Marriage in a Loving Family
An act of social obedience
by Keith W. Swain
© February 23, 2005
She was 80 years old, stoop-shouldered, her face weathered from life as a farmer’s wife in the San Luis Valley. She made her way down the aisle toward her grandson, a rosary in her trembling hands.
When she got to the altar, she nodded to the priest, who stepped aside as she turned to face the two young men who stood side-by-side in front of the church. In a soft, almost crumbling voice, she spoke.
“I was married to Jose Contreras on May 19, 1921, by a circuit priest. I remember how he took our hands and placed them together, like this … ” she said, turning to the young man on the right, her grandson, taking his hands and placing them into the other man’s open palms.

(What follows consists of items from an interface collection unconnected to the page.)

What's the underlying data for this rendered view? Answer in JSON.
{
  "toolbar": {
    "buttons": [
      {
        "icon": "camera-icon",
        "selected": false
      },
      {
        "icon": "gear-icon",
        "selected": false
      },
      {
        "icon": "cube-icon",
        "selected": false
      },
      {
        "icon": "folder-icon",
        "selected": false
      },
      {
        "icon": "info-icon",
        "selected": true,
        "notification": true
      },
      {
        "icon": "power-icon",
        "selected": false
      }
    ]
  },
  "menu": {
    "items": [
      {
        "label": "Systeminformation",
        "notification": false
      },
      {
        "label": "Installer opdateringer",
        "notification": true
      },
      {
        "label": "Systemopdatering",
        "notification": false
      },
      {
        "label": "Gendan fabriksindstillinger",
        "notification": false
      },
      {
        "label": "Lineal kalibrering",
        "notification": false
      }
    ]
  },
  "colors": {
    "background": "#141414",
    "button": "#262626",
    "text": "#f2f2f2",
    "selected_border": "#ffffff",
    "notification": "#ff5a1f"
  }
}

“Then, he took this very rosary, and wrapped them around our wrists, saying a prayer in Latin, explaining that from this point on, we were bound to each other, that we were tied to each other in the eyes of God. We were standing in a field. There was no church nearby; there was no town hall for us to go to. We were married in the eyes of God. That’s all that counts.”
She kissed each young man on the cheek, then slowly headed to a seat in the front pew. The priest wrapped the two men’s hands with the rosary, said a prayer in Latin, and turned and announced to the congregation that Jeff and Richard had been bound to each other in the eyes of God.
I wept like a baby. I had never experienced such an act of pure love, familial acceptance, and social disobedience all rolled into one.
But was this marriage instead an act of social obedience? Richard had been raised in a large, loving Hispanic family where the primary rule was la familia prima, your family is foremost. And he couldn’t have agreed more. His family also believed in a God who said, “Love one another as you love yourself.”
At the reception afterward, I asked Richard’s grandmother about her feelings toward her new son-in-law. “Well, he’s gringo, but other than that …” Her black eyes twinkled at her joke. “My grandson loves him. He follows his heart. He is soft like me. He feels love deeply, so I love him, too. Jeff is now family.”
I wanted to marry into this family. I wanted a grandmother, a father, a brother-in-law, a kid sister, all of whom were there, supporting me and trusting me to know what was best for me. In Richard’s family, there was no disagreement over law or church doctrine. There was no need to head to city hall for a marriage license, because they all knew the truth: Richard and Jeff were married in the eyes of their God, their family and their community.
Recently, Focus on the Family and its leader, James Dobson, announced the need to better protect Colorado marriages, its families and its children through a constitutional amendment. I couldn’t help but think of Richard’s family. Would Dobson feel that the state was better off if Richard had not made a marriage commitment, and instead chose to live apart, disconnected from family and tradition?
Would Dobson feel that the marriages of Richard’s parents and grandparents had been lessened in value by his own marriage? In his family’s eyes, Richard’s continuation of the family traditions, a marriage for life, in the eyes of God, was a nod of approval to the family he had been raised in. Richard’s act of following tradition actually strengthened his family’s values.
But here’s a bigger question: Does Dobson think he knows what religious beliefs Richard and his family should follow? And, if so, who is James Dobson to be telling them how to practice their faith?
I suppose we could say that the larger church does not condone such marriages and that “allowable” marriages are simply questions of majority rules. But, if so, should we then disregard Jewish marriages performed in Colorado? The total population of Jews in Colorado amount to only around 1.7 percent, while gay men account for 4 percent.
But we do recognize marriages of various religious faiths and practices, regardless of the size of their membership. We do so as an act of respect. We believe that adults know what is best for them when it comes to their choice of religious beliefs. Can’t we also trust each other to know whom he or she loves as well?
I can understand the confusion that the arrival of gay marriage has brought to our state. New things can be uncomfortable. I had never been to a gay wedding before the marriage of Jeff and Richard, and honestly I had two concerns: the “kiss” and what to bring as a gift. I did O.K. with both. And, as a state of good, decent people, we will do the same. We may be awkward at first, unsure of what is expected of us. But as we learn that gay marriages actually strengthen families, most Coloradans will be supportive of those gay men and women who want to support ongoing traditions of love and faith. These acts of social obedience are surely something all of us can support.
Keith W. Swain is a psychologist and a professor
at Front Range Community College, Colorado
Reprinted by permission.